» What needs to be done: Return all records exactly. Nothing may be added.

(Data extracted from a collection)
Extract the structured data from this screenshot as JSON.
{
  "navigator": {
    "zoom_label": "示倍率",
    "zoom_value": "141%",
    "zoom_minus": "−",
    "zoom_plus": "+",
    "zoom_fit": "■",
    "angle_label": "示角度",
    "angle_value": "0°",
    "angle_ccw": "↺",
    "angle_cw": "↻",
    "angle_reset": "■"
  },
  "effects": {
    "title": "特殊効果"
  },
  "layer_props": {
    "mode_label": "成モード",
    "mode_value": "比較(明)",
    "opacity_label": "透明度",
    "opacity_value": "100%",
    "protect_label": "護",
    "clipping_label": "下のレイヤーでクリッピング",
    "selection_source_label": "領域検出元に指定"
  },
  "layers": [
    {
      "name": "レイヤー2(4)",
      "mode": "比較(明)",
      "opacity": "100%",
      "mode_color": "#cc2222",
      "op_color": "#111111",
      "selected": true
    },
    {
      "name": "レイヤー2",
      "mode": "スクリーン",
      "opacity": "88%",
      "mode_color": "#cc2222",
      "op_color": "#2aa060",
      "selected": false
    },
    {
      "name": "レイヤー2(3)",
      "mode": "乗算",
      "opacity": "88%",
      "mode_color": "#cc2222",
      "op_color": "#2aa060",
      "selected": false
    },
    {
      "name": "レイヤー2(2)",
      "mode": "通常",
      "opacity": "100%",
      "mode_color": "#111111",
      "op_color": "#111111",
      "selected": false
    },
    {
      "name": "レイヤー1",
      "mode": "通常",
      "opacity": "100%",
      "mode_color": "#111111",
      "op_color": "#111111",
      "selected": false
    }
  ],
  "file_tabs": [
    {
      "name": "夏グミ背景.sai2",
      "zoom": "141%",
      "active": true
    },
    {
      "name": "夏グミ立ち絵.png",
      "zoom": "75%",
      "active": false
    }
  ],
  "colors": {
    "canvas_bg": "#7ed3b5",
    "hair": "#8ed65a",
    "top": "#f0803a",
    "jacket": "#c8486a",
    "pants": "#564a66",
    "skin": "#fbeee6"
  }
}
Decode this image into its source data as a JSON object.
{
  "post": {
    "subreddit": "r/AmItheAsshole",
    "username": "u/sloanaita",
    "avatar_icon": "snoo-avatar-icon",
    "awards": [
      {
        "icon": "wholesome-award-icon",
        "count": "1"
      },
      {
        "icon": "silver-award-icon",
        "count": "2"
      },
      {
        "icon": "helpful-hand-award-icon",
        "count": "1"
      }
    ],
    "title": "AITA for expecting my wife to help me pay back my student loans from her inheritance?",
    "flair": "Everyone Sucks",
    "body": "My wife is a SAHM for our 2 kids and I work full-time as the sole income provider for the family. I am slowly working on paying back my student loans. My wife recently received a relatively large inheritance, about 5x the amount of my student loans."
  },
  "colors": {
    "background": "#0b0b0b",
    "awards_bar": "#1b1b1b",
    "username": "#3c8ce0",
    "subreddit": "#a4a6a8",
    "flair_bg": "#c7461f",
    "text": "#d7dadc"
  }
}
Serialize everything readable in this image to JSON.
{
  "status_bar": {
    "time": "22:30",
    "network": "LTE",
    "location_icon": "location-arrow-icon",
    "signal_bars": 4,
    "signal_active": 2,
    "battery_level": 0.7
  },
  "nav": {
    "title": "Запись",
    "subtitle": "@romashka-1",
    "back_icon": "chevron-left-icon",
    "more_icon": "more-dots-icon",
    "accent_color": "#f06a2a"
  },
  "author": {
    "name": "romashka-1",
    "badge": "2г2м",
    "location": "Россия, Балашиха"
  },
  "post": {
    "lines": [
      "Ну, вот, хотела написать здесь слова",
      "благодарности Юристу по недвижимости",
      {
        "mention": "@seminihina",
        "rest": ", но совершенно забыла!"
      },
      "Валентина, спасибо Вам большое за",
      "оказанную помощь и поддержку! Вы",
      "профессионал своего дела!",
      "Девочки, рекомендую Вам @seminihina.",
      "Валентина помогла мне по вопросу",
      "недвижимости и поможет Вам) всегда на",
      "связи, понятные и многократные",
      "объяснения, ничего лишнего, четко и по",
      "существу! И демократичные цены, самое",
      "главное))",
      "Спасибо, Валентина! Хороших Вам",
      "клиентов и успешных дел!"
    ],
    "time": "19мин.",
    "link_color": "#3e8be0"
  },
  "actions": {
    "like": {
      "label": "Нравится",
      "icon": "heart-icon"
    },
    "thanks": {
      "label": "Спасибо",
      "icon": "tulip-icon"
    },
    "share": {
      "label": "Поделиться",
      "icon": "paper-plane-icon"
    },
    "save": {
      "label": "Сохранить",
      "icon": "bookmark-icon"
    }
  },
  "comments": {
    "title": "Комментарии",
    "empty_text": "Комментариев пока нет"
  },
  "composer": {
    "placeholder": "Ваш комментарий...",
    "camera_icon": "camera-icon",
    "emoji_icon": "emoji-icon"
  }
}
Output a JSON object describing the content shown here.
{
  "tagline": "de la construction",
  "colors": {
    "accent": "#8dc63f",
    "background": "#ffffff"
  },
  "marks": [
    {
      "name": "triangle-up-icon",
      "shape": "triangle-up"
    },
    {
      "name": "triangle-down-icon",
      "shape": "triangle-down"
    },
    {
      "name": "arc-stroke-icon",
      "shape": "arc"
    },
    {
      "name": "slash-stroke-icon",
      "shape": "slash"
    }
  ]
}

» Result:
Extract the structured data from this screenshot as JSON.
{
  "navigator": {
    "zoom_label": "示倍率",
    "zoom_value": "141%",
    "zoom_minus": "−",
    "zoom_plus": "+",
    "zoom_fit": "■",
    "angle_label": "示角度",
    "angle_value": "0°",
    "angle_ccw": "↺",
    "angle_cw": "↻",
    "angle_reset": "■"
  },
  "effects": {
    "title": "特殊効果"
  },
  "layer_props": {
    "mode_label": "成モード",
    "mode_value": "比較(明)",
    "opacity_label": "透明度",
    "opacity_value": "100%",
    "protect_label": "護",
    "clipping_label": "下のレイヤーでクリッピング",
    "selection_source_label": "領域検出元に指定"
  },
  "layers": [
    {
      "name": "レイヤー2(4)",
      "mode": "比較(明)",
      "opacity": "100%",
      "mode_color": "#cc2222",
      "op_color": "#111111",
      "selected": true
    },
    {
      "name": "レイヤー2",
      "mode": "スクリーン",
      "opacity": "88%",
      "mode_color": "#cc2222",
      "op_color": "#2aa060",
      "selected": false
    },
    {
      "name": "レイヤー2(3)",
      "mode": "乗算",
      "opacity": "88%",
      "mode_color": "#cc2222",
      "op_color": "#2aa060",
      "selected": false
    },
    {
      "name": "レイヤー2(2)",
      "mode": "通常",
      "opacity": "100%",
      "mode_color": "#111111",
      "op_color": "#111111",
      "selected": false
    },
    {
      "name": "レイヤー1",
      "mode": "通常",
      "opacity": "100%",
      "mode_color": "#111111",
      "op_color": "#111111",
      "selected": false
    }
  ],
  "file_tabs": [
    {
      "name": "夏グミ背景.sai2",
      "zoom": "141%",
      "active": true
    },
    {
      "name": "夏グミ立ち絵.png",
      "zoom": "75%",
      "active": false
    }
  ],
  "colors": {
    "canvas_bg": "#7ed3b5",
    "hair": "#8ed65a",
    "top": "#f0803a",
    "jacket": "#c8486a",
    "pants": "#564a66",
    "skin": "#fbeee6"
  }
}
Decode this image into its source data as a JSON object.
{
  "post": {
    "subreddit": "r/AmItheAsshole",
    "username": "u/sloanaita",
    "avatar_icon": "snoo-avatar-icon",
    "awards": [
      {
        "icon": "wholesome-award-icon",
        "count": "1"
      },
      {
        "icon": "silver-award-icon",
        "count": "2"
      },
      {
        "icon": "helpful-hand-award-icon",
        "count": "1"
      }
    ],
    "title": "AITA for expecting my wife to help me pay back my student loans from her inheritance?",
    "flair": "Everyone Sucks",
    "body": "My wife is a SAHM for our 2 kids and I work full-time as the sole income provider for the family. I am slowly working on paying back my student loans. My wife recently received a relatively large inheritance, about 5x the amount of my student loans."
  },
  "colors": {
    "background": "#0b0b0b",
    "awards_bar": "#1b1b1b",
    "username": "#3c8ce0",
    "subreddit": "#a4a6a8",
    "flair_bg": "#c7461f",
    "text": "#d7dadc"
  }
}
Serialize everything readable in this image to JSON.
{
  "status_bar": {
    "time": "22:30",
    "network": "LTE",
    "location_icon": "location-arrow-icon",
    "signal_bars": 4,
    "signal_active": 2,
    "battery_level": 0.7
  },
  "nav": {
    "title": "Запись",
    "subtitle": "@romashka-1",
    "back_icon": "chevron-left-icon",
    "more_icon": "more-dots-icon",
    "accent_color": "#f06a2a"
  },
  "author": {
    "name": "romashka-1",
    "badge": "2г2м",
    "location": "Россия, Балашиха"
  },
  "post": {
    "lines": [
      "Ну, вот, хотела написать здесь слова",
      "благодарности Юристу по недвижимости",
      {
        "mention": "@seminihina",
        "rest": ", но совершенно забыла!"
      },
      "Валентина, спасибо Вам большое за",
      "оказанную помощь и поддержку! Вы",
      "профессионал своего дела!",
      "Девочки, рекомендую Вам @seminihina.",
      "Валентина помогла мне по вопросу",
      "недвижимости и поможет Вам) всегда на",
      "связи, понятные и многократные",
      "объяснения, ничего лишнего, четко и по",
      "существу! И демократичные цены, самое",
      "главное))",
      "Спасибо, Валентина! Хороших Вам",
      "клиентов и успешных дел!"
    ],
    "time": "19мин.",
    "link_color": "#3e8be0"
  },
  "actions": {
    "like": {
      "label": "Нравится",
      "icon": "heart-icon"
    },
    "thanks": {
      "label": "Спасибо",
      "icon": "tulip-icon"
    },
    "share": {
      "label": "Поделиться",
      "icon": "paper-plane-icon"
    },
    "save": {
      "label": "Сохранить",
      "icon": "bookmark-icon"
    }
  },
  "comments": {
    "title": "Комментарии",
    "empty_text": "Комментариев пока нет"
  },
  "composer": {
    "placeholder": "Ваш комментарий...",
    "camera_icon": "camera-icon",
    "emoji_icon": "emoji-icon"
  }
}
Output a JSON object describing the content shown here.
{
  "tagline": "de la construction",
  "colors": {
    "accent": "#8dc63f",
    "background": "#ffffff"
  },
  "marks": [
    {
      "name": "triangle-up-icon",
      "shape": "triangle-up"
    },
    {
      "name": "triangle-down-icon",
      "shape": "triangle-down"
    },
    {
      "name": "arc-stroke-icon",
      "shape": "arc"
    },
    {
      "name": "slash-stroke-icon",
      "shape": "slash"
    }
  ]
}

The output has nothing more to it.